A couple years later, he dropped out and joined the Navy, serving on a troop carrier in the South Pacific during World War II. He never spoke about the war, though he once told me he was glad they dropped the bomb because he would have been in the first wave in Japan. According to him, that would have meant certain death.
He ended up there anyway after the surrender, and in the Philippines and China too. Just seventeen, he was so skinny that we used his uniform as a Halloween costume when we were kids. (It’s now in the small museum at the Veteran’s Home in Sandusky, where he spent his last years.)
After the war, he returned home, not to West Virginia, but to Massillon, Ohio, where my grandparents had moved. He was graduated from Massillon Washington High School in 1947, then headed back to West Virginia for a quick three-year Bachelor’s Degree, courtesy of the GI bill at Glenville State College.
Dad drank a lot in college, once finishing a six-pack and dumping the bottles outside someone else’s window so he wouldn’t get in trouble. The window turned out to belong to one of the college football players who was then either expelled or kicked off the team.
When Dad told me this story, I asked if he ever admitted they were his beer bottles. He looked at me as if I were nuts and asked, “Are you kidding? The guy would have killed me!”
My father was opinionated, a trait I unfortunately inherited. In many ways, his point of view was traditional. Mine wasn’t, which meant we disagreed a lot. But we always got along, maybe because I never lied to him. Even when I knew he wasn’t going to like what I had to say, I said it anyway, and he respected that.
This kind of standing up for myself was a skill that didn’t come naturally. I learned it from my father, not because he encouraged me to do it, but because if I hadn’t, I’d have ended up living the life he chose for me, rather than my own.

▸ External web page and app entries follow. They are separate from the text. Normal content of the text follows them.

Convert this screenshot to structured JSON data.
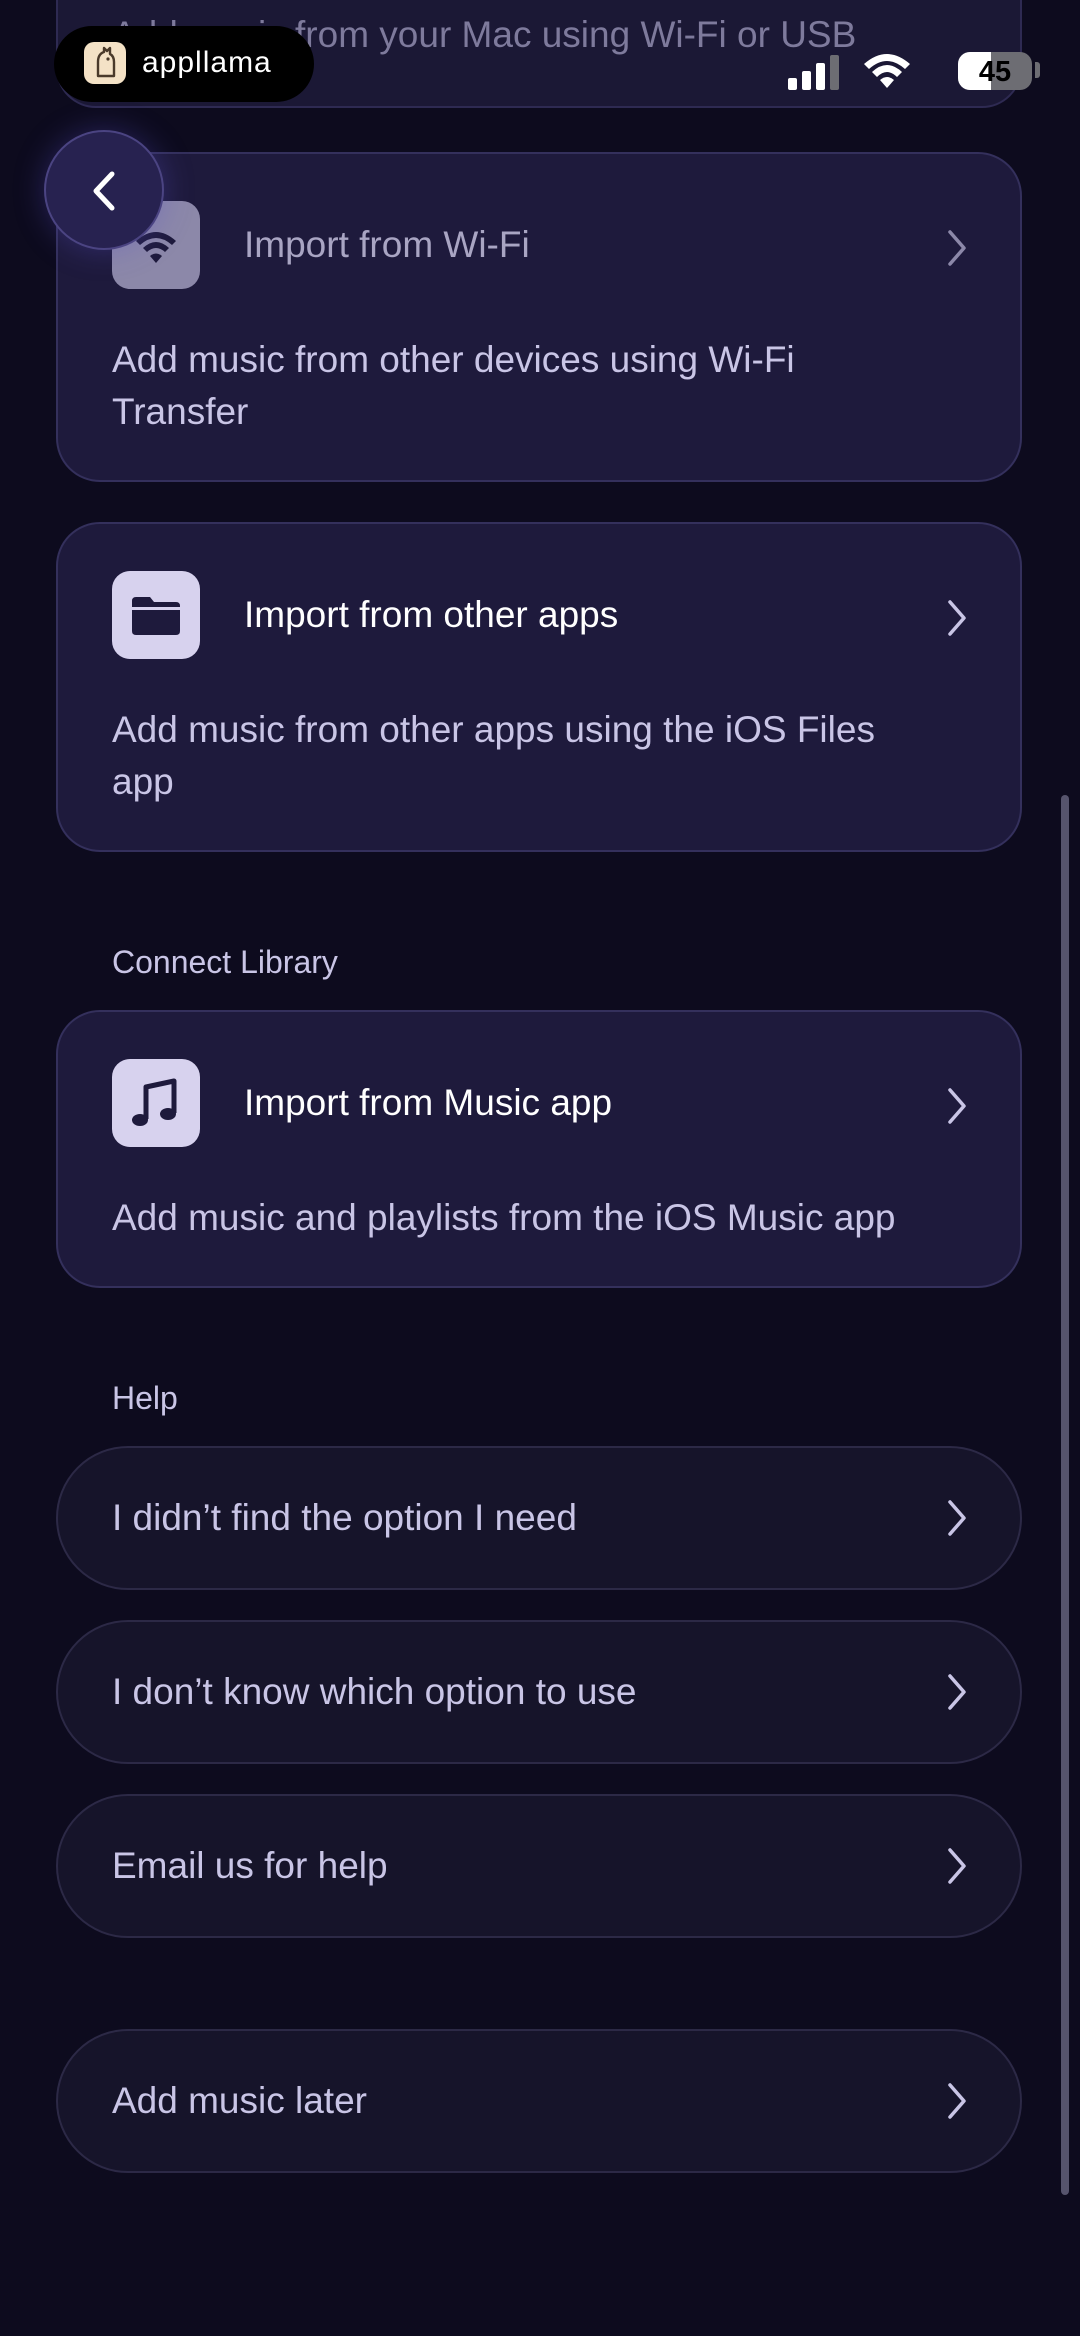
{
  "status_bar": {
    "app_name": "appllama",
    "battery_percent": "45",
    "battery_level": 0.45
  },
  "top_card": {
    "description": "Add music from your Mac using Wi-Fi or USB"
  },
  "cards": [
    {
      "title": "Import from Wi-Fi",
      "description": "Add music from other devices using Wi-Fi Transfer",
      "icon": "wifi-icon"
    },
    {
      "title": "Import from other apps",
      "description": "Add music from other apps using the iOS Files app",
      "icon": "folder-icon"
    }
  ],
  "connect_library": {
    "label": "Connect Library",
    "card": {
      "title": "Import from Music app",
      "description": "Add music and playlists from the iOS Music app",
      "icon": "music-note-icon"
    }
  },
  "help": {
    "label": "Help",
    "items": [
      "I didn’t find the option I need",
      "I don’t know which option to use",
      "Email us for help"
    ]
  },
  "add_later": {
    "label": "Add music later"
  },
  "colors": {
    "background": "#0d0b1e",
    "card": "#1e1a3c",
    "card_border": "#34305c",
    "row": "#16142a",
    "accent_text": "#c9c5e6",
    "icon_tile": "#d7d2ee"
  }
}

One lesson I didn’t learn, at least until recently, was to understand that just because you are capable of doing something – say taking a certain career path or advancement – didn’t mean you should do it. Dad told me a long time ago that he’d been offered several promotions, which he refused because he was happy where he was.
Dad was not a perfect man, nor was he a perfect father. In truth, I’m not sure there such people exist. However, he was a good man and a loving father, and my siblings and I were blessed to have had him.